At the hands that should have been sowing
Gardens of perpetual abundance
Instead of economies of perpetual growth
Contentment instead of greed
So that life would not be choked?
“Rule over all the earth,and subdue it,”
Say our scriptures in the beginning.
“Tend this garden in my stead,”
But already our heads were spinning…
With ways to turn this mandate
For protecting the work of God’s hand
Into the right to rape and plunder
like warlords on stolen land.
God said that it was very good
But we couldn’t just take that at face value
There was still untapped potential
For air-conditioning and indoor bathrooms
And look, God approves–
With wealth He does bless!
More is always better than less
But somehow we missed the signs
Of the snowballing destruction
That we “the faithful” brought about
With our affluent consumption.
Is Babylon the Great!”
Her sins are piled to heaven,
Judgment will no longer wait.
The saints and apostles
and prophets rejoice,
But we wealthy who made merry
Cannot find a joyful voice
“Come out of her,” the Lord had said
But we all felt just fine
It was difficult to leave—
We all had drunk her wine
Drunk with power, and distraction
It was difficult to see
all the blood there on our hands
as we lived our lives in ease.
For our finely-built houses
We turned forest land to sand
For our juicy beef burgers
We drove peasants from their land
But this all was done by proxy,
Please try to understand,
We would not have done this dirty work
Directly with our hands.
“Woe! Woe, O great city,
O Babylon, city of power!”
All your horses and chariots and tanks
Could not prolong your life by an hour.
For your growing empire was rotting
All along, from the inside out,
Destroying the very nourishment
That you could not live without.
You sought to trade
and buy and sell
Human bodies and souls
ecosystems as well
You poisoned your own rivers
And you counted it as profit
The important numbers grew,
But you never measured losses.
Why think about the future?
In the present, you could thrive.
No need to let inconvenient fact
Intrude on your way of life:
Freedom of choice
Freedom of trade
Slave labor hidden
In everything that’s made.
Poison air that burns the lungs
Of the workers making shoes
“Pleather weather” over factories

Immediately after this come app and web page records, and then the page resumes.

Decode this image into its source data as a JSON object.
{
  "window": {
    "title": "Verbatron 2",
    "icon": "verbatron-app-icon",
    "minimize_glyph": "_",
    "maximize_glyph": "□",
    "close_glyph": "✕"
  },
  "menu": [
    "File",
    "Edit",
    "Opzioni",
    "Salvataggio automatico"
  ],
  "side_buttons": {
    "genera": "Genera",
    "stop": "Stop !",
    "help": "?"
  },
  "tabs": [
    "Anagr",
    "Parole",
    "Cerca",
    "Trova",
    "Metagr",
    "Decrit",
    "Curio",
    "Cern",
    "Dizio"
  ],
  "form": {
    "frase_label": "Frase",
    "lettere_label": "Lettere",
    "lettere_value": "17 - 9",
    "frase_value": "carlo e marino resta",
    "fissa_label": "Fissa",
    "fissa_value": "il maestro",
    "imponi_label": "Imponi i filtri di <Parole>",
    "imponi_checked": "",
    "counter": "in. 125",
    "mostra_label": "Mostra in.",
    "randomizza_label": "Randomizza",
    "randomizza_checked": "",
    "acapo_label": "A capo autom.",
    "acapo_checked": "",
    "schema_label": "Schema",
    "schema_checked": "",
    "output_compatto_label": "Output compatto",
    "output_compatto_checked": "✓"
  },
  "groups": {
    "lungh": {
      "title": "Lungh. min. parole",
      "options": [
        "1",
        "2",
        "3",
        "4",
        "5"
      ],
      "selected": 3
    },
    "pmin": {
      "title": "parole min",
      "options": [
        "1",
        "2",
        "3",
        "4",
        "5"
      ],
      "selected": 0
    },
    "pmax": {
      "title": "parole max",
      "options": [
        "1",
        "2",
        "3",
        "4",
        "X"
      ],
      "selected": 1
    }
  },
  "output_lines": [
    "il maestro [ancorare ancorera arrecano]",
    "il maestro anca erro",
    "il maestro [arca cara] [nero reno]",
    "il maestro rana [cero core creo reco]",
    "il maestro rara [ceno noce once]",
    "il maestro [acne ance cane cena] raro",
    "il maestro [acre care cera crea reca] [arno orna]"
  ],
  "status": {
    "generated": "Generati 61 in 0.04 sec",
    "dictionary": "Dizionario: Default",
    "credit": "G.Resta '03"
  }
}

That produce for me and you
Ocean waves enclosing
An island homeland beneath the surf
That’s the end of someone’s world,
If not the entire earth.
Famines, droughts, deforestation,
And wars waged over water
This certainly will end the lives
Of certain sons and daughters
Genocides of birds and of fish
And bees and soil, too.
All creatures that eat food will die.
Eventually, humans do.
No showy Armageddon;
Just a slow fading out:
Like a self-inflicted wound
That finally brings death round.
Or like the drug addicted
Overdosing on the sidewalk
En masse, of course, but just as
accidental and suicidal.
This, the self-made apocalypse
Of prideful, self-made men
More predictable than what we sought
In our cryptic verses back then.